- [Problem statement]: Apart from any images, the entries are to be output exactly.

-------------------------

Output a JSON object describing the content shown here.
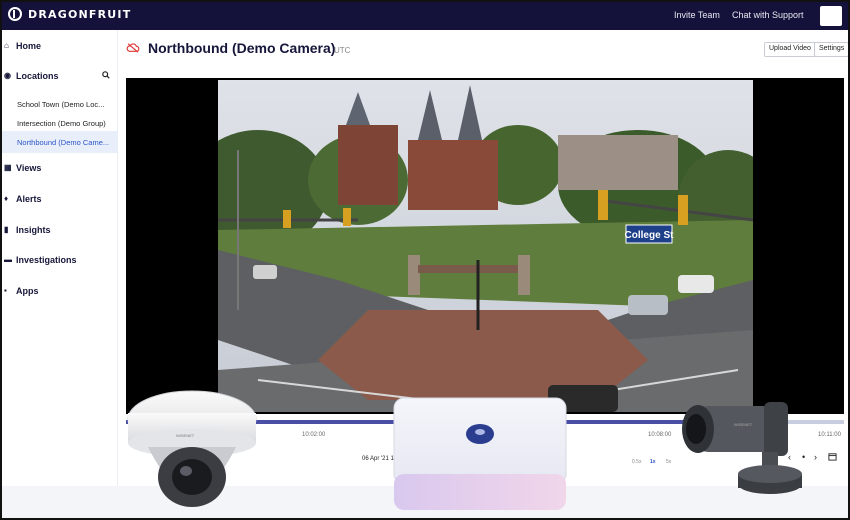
{
  "app": {
    "brand": "DRAGONFRUIT"
  },
  "topbar": {
    "invite_label": "Invite Team",
    "support_label": "Chat with Support"
  },
  "sidebar": {
    "home": "Home",
    "locations": "Locations",
    "location_items": [
      {
        "label": "School Town (Demo Loc..."
      },
      {
        "label": "Intersection (Demo Group)"
      },
      {
        "label": "Northbound (Demo Came...",
        "active": true
      }
    ],
    "views": "Views",
    "alerts": "Alerts",
    "insights": "Insights",
    "investigations": "Investigations",
    "apps": "Apps"
  },
  "header": {
    "title": "Northbound (Demo Camera)",
    "timezone": "UTC",
    "upload_label": "Upload Video",
    "settings_label": "Settings"
  },
  "video": {
    "street_sign": "College St"
  },
  "timeline": {
    "times": [
      "10:02:00",
      "10:08:00",
      "10:11:00"
    ],
    "date": "06 Apr '21 10:",
    "speeds": [
      "0.5x",
      "1x",
      "5x"
    ],
    "selected_speed": "1x",
    "progress": 0.85
  },
  "overlay_products": {
    "dome_camera_brand": "WISENET",
    "bullet_camera_brand": "WISENET"
  },
  "colors": {
    "topbar_bg": "#14123a",
    "accent": "#2a55c8",
    "active_bg": "#e9eefb",
    "timeline_fill": "#4a4fa5"
  },
  "icons": {
    "logo": "dragonfruit-logo-icon",
    "home": "home-icon",
    "locations": "location-pin-icon",
    "search": "search-icon",
    "views": "grid-icon",
    "alerts": "bell-icon",
    "insights": "chart-icon",
    "investigations": "folder-icon",
    "apps": "apps-icon",
    "camera_offline": "cloud-off-icon",
    "calendar": "calendar-icon"
  }
}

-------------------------

- [Answer]:
Output a JSON object describing the content shown here.
{
  "app": {
    "brand": "DRAGONFRUIT"
  },
  "topbar": {
    "invite_label": "Invite Team",
    "support_label": "Chat with Support"
  },
  "sidebar": {
    "home": "Home",
    "locations": "Locations",
    "location_items": [
      {
        "label": "School Town (Demo Loc..."
      },
      {
        "label": "Intersection (Demo Group)"
      },
      {
        "label": "Northbound (Demo Came...",
        "active": true
      }
    ],
    "views": "Views",
    "alerts": "Alerts",
    "insights": "Insights",
    "investigations": "Investigations",
    "apps": "Apps"
  },
  "header": {
    "title": "Northbound (Demo Camera)",
    "timezone": "UTC",
    "upload_label": "Upload Video",
    "settings_label": "Settings"
  },
  "video": {
    "street_sign": "College St"
  },
  "timeline": {
    "times": [
      "10:02:00",
      "10:08:00",
      "10:11:00"
    ],
    "date": "06 Apr '21 10:",
    "speeds": [
      "0.5x",
      "1x",
      "5x"
    ],
    "selected_speed": "1x",
    "progress": 0.85
  },
  "overlay_products": {
    "dome_camera_brand": "WISENET",
    "bullet_camera_brand": "WISENET"
  },
  "colors": {
    "topbar_bg": "#14123a",
    "accent": "#2a55c8",
    "active_bg": "#e9eefb",
    "timeline_fill": "#4a4fa5"
  },
  "icons": {
    "logo": "dragonfruit-logo-icon",
    "home": "home-icon",
    "locations": "location-pin-icon",
    "search": "search-icon",
    "views": "grid-icon",
    "alerts": "bell-icon",
    "insights": "chart-icon",
    "investigations": "folder-icon",
    "apps": "apps-icon",
    "camera_offline": "cloud-off-icon",
    "calendar": "calendar-icon"
  }
}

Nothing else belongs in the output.